The roles of dopamine and noradrenaline in the pathophysiology and treatment of attention-deficit/hyperactivity disorder.
Through neuromodulatory influences over fronto-striato-cerebellar circuits, dopamine and noradrenaline play important roles in high-level executive functions often reported to be impaired in attention-deficit/hyperactivity disorder (ADHD). Medications used in the treatment of ADHD (including methylphenidate, dextroamphetamine and atomoxetine) act to increase brain catecholamine levels. However, the precise prefrontal cortical and subcortical mechanisms by which these agents exert their therapeutic effects remain to be fully specified. Herein, we review and discuss the present state of knowledge regarding the roles of dopamine (DA) and noradrenaline in the regulation of corticostriatal circuits, with a focus on the molecular neuroimaging literature (both in ADHD patients and in healthy subjects). Recent positron emission tomography evidence has highlighted the utility of quantifying DA markers, at baseline or following drug administration, in striatal subregions governed by differential cortical connectivity. This approach opens the possibility of characterizing the neurobiological underpinnings of ADHD (and associated cognitive dysfunction) and its treatment by targeting specific neural circuits.
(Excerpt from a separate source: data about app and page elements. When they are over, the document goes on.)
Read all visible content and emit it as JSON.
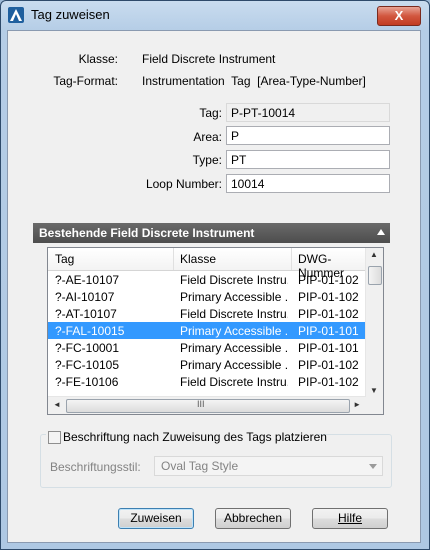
{
  "window": {
    "title": "Tag zuweisen",
    "close_label": "X"
  },
  "info": {
    "klasse_label": "Klasse:",
    "klasse_value": "Field Discrete Instrument",
    "tagformat_label": "Tag-Format:",
    "tagformat_value": "Instrumentation  Tag  [Area-Type-Number]"
  },
  "form": {
    "tag_label": "Tag:",
    "tag_value": "P-PT-10014",
    "area_label": "Area:",
    "area_value": "P",
    "type_label": "Type:",
    "type_value": "PT",
    "loop_label": "Loop Number:",
    "loop_value": "10014"
  },
  "section": {
    "title": "Bestehende Field Discrete Instrument"
  },
  "table": {
    "columns": [
      "Tag",
      "Klasse",
      "DWG-Nummer"
    ],
    "rows": [
      {
        "tag": "?-AE-10107",
        "klasse": "Field Discrete Instru...",
        "dwg": "PIP-01-102",
        "selected": false
      },
      {
        "tag": "?-AI-10107",
        "klasse": "Primary Accessible ...",
        "dwg": "PIP-01-102",
        "selected": false
      },
      {
        "tag": "?-AT-10107",
        "klasse": "Field Discrete Instru...",
        "dwg": "PIP-01-102",
        "selected": false
      },
      {
        "tag": "?-FAL-10015",
        "klasse": "Primary Accessible ...",
        "dwg": "PIP-01-101",
        "selected": true
      },
      {
        "tag": "?-FC-10001",
        "klasse": "Primary Accessible ...",
        "dwg": "PIP-01-101",
        "selected": false
      },
      {
        "tag": "?-FC-10105",
        "klasse": "Primary Accessible ...",
        "dwg": "PIP-01-102",
        "selected": false
      },
      {
        "tag": "?-FE-10106",
        "klasse": "Field Discrete Instru...",
        "dwg": "PIP-01-102",
        "selected": false
      }
    ],
    "hscroll_grip": "III"
  },
  "options": {
    "checkbox_label": "Beschriftung nach Zuweisung des Tags platzieren",
    "checkbox_checked": false,
    "style_label": "Beschriftungsstil:",
    "style_value": "Oval Tag Style"
  },
  "buttons": {
    "assign": "Zuweisen",
    "cancel": "Abbrechen",
    "help": "Hilfe"
  },
  "colors": {
    "selection": "#3399ff",
    "section_header": "#555555"
  }
}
It is anticipated that the application of refined and novel positron emission tomography methodology will help to disentangle the overlapping and dissociable contributions of DA and noradrenaline in the prefrontal cortex, thereby aiding our understanding of ADHD and facilitating new treatments.
Biol Psychiatry. 2011 Jun 15;69(12):e145-57. doi: 10.1016/j.biopsych.2011.02.036. Epub 2011 May 6. PMID: 21550021.